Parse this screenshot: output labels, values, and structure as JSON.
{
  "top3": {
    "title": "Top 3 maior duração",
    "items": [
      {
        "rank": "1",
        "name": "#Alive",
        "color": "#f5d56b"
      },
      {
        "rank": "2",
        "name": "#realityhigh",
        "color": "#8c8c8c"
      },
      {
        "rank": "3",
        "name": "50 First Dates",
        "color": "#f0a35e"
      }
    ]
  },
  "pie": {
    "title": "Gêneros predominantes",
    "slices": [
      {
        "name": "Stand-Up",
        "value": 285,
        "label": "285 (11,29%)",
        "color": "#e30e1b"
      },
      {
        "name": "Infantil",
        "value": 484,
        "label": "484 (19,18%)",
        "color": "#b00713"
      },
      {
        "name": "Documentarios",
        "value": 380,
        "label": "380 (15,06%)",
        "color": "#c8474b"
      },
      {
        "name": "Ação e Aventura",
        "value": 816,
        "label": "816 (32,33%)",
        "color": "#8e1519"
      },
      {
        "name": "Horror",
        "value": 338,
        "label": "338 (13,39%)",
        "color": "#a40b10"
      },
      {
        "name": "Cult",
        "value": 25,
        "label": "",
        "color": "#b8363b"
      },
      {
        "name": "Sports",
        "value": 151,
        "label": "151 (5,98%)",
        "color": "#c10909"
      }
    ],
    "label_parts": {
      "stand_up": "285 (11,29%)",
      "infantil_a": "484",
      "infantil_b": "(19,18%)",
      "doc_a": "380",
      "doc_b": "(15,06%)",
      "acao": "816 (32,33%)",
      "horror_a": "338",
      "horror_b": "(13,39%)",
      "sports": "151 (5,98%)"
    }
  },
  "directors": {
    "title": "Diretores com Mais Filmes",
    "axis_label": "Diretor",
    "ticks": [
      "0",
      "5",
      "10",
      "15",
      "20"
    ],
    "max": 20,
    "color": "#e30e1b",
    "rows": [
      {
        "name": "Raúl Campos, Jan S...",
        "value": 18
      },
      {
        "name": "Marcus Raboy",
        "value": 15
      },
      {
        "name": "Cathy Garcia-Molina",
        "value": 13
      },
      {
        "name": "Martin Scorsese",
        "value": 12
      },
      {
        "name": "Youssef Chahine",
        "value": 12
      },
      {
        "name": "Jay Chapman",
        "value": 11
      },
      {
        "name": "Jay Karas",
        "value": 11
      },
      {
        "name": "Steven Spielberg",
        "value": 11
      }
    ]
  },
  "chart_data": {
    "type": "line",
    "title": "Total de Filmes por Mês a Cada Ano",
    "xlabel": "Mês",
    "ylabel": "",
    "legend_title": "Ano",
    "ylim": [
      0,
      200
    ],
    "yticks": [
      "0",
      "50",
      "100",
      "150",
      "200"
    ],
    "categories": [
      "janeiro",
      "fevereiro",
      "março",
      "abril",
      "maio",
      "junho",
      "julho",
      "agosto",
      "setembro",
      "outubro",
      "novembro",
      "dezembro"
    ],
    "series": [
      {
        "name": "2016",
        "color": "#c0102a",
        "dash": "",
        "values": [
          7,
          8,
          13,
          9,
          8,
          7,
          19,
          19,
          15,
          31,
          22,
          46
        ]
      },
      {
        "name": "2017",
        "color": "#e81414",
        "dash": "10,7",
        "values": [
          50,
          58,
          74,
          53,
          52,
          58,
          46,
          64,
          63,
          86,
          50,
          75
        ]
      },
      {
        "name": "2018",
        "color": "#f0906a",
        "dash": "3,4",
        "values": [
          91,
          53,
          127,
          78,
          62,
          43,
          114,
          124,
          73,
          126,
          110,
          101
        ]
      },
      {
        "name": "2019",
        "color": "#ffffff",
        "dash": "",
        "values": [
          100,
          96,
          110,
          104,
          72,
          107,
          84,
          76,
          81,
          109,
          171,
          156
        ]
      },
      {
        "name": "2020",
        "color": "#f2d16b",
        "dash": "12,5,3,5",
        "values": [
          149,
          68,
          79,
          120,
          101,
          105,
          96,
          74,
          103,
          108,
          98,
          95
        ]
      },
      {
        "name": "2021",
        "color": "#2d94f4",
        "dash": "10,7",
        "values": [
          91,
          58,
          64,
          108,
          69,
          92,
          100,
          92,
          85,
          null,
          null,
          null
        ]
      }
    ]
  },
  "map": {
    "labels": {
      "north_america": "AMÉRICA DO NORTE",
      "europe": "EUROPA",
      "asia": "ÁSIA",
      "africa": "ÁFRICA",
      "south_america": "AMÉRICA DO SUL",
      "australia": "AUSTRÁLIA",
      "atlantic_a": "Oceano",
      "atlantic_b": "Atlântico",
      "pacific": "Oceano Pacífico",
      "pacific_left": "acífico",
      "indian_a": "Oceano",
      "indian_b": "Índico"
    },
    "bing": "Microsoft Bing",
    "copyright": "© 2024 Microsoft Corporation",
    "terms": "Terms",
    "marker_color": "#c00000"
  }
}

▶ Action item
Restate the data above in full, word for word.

▶ Worked solution
Parse this screenshot: output labels, values, and structure as JSON.
{
  "top3": {
    "title": "Top 3 maior duração",
    "items": [
      {
        "rank": "1",
        "name": "#Alive",
        "color": "#f5d56b"
      },
      {
        "rank": "2",
        "name": "#realityhigh",
        "color": "#8c8c8c"
      },
      {
        "rank": "3",
        "name": "50 First Dates",
        "color": "#f0a35e"
      }
    ]
  },
  "pie": {
    "title": "Gêneros predominantes",
    "slices": [
      {
        "name": "Stand-Up",
        "value": 285,
        "label": "285 (11,29%)",
        "color": "#e30e1b"
      },
      {
        "name": "Infantil",
        "value": 484,
        "label": "484 (19,18%)",
        "color": "#b00713"
      },
      {
        "name": "Documentarios",
        "value": 380,
        "label": "380 (15,06%)",
        "color": "#c8474b"
      },
      {
        "name": "Ação e Aventura",
        "value": 816,
        "label": "816 (32,33%)",
        "color": "#8e1519"
      },
      {
        "name": "Horror",
        "value": 338,
        "label": "338 (13,39%)",
        "color": "#a40b10"
      },
      {
        "name": "Cult",
        "value": 25,
        "label": "",
        "color": "#b8363b"
      },
      {
        "name": "Sports",
        "value": 151,
        "label": "151 (5,98%)",
        "color": "#c10909"
      }
    ],
    "label_parts": {
      "stand_up": "285 (11,29%)",
      "infantil_a": "484",
      "infantil_b": "(19,18%)",
      "doc_a": "380",
      "doc_b": "(15,06%)",
      "acao": "816 (32,33%)",
      "horror_a": "338",
      "horror_b": "(13,39%)",
      "sports": "151 (5,98%)"
    }
  },
  "directors": {
    "title": "Diretores com Mais Filmes",
    "axis_label": "Diretor",
    "ticks": [
      "0",
      "5",
      "10",
      "15",
      "20"
    ],
    "max": 20,
    "color": "#e30e1b",
    "rows": [
      {
        "name": "Raúl Campos, Jan S...",
        "value": 18
      },
      {
        "name": "Marcus Raboy",
        "value": 15
      },
      {
        "name": "Cathy Garcia-Molina",
        "value": 13
      },
      {
        "name": "Martin Scorsese",
        "value": 12
      },
      {
        "name": "Youssef Chahine",
        "value": 12
      },
      {
        "name": "Jay Chapman",
        "value": 11
      },
      {
        "name": "Jay Karas",
        "value": 11
      },
      {
        "name": "Steven Spielberg",
        "value": 11
      }
    ]
  },
  "chart_data": {
    "type": "line",
    "title": "Total de Filmes por Mês a Cada Ano",
    "xlabel": "Mês",
    "ylabel": "",
    "legend_title": "Ano",
    "ylim": [
      0,
      200
    ],
    "yticks": [
      "0",
      "50",
      "100",
      "150",
      "200"
    ],
    "categories": [
      "janeiro",
      "fevereiro",
      "março",
      "abril",
      "maio",
      "junho",
      "julho",
      "agosto",
      "setembro",
      "outubro",
      "novembro",
      "dezembro"
    ],
    "series": [
      {
        "name": "2016",
        "color": "#c0102a",
        "dash": "",
        "values": [
          7,
          8,
          13,
          9,
          8,
          7,
          19,
          19,
          15,
          31,
          22,
          46
        ]
      },
      {
        "name": "2017",
        "color": "#e81414",
        "dash": "10,7",
        "values": [
          50,
          58,
          74,
          53,
          52,
          58,
          46,
          64,
          63,
          86,
          50,
          75
        ]
      },
      {
        "name": "2018",
        "color": "#f0906a",
        "dash": "3,4",
        "values": [
          91,
          53,
          127,
          78,
          62,
          43,
          114,
          124,
          73,
          126,
          110,
          101
        ]
      },
      {
        "name": "2019",
        "color": "#ffffff",
        "dash": "",
        "values": [
          100,
          96,
          110,
          104,
          72,
          107,
          84,
          76,
          81,
          109,
          171,
          156
        ]
      },
      {
        "name": "2020",
        "color": "#f2d16b",
        "dash": "12,5,3,5",
        "values": [
          149,
          68,
          79,
          120,
          101,
          105,
          96,
          74,
          103,
          108,
          98,
          95
        ]
      },
      {
        "name": "2021",
        "color": "#2d94f4",
        "dash": "10,7",
        "values": [
          91,
          58,
          64,
          108,
          69,
          92,
          100,
          92,
          85,
          null,
          null,
          null
        ]
      }
    ]
  },
  "map": {
    "labels": {
      "north_america": "AMÉRICA DO NORTE",
      "europe": "EUROPA",
      "asia": "ÁSIA",
      "africa": "ÁFRICA",
      "south_america": "AMÉRICA DO SUL",
      "australia": "AUSTRÁLIA",
      "atlantic_a": "Oceano",
      "atlantic_b": "Atlântico",
      "pacific": "Oceano Pacífico",
      "pacific_left": "acífico",
      "indian_a": "Oceano",
      "indian_b": "Índico"
    },
    "bing": "Microsoft Bing",
    "copyright": "© 2024 Microsoft Corporation",
    "terms": "Terms",
    "marker_color": "#c00000"
  }
}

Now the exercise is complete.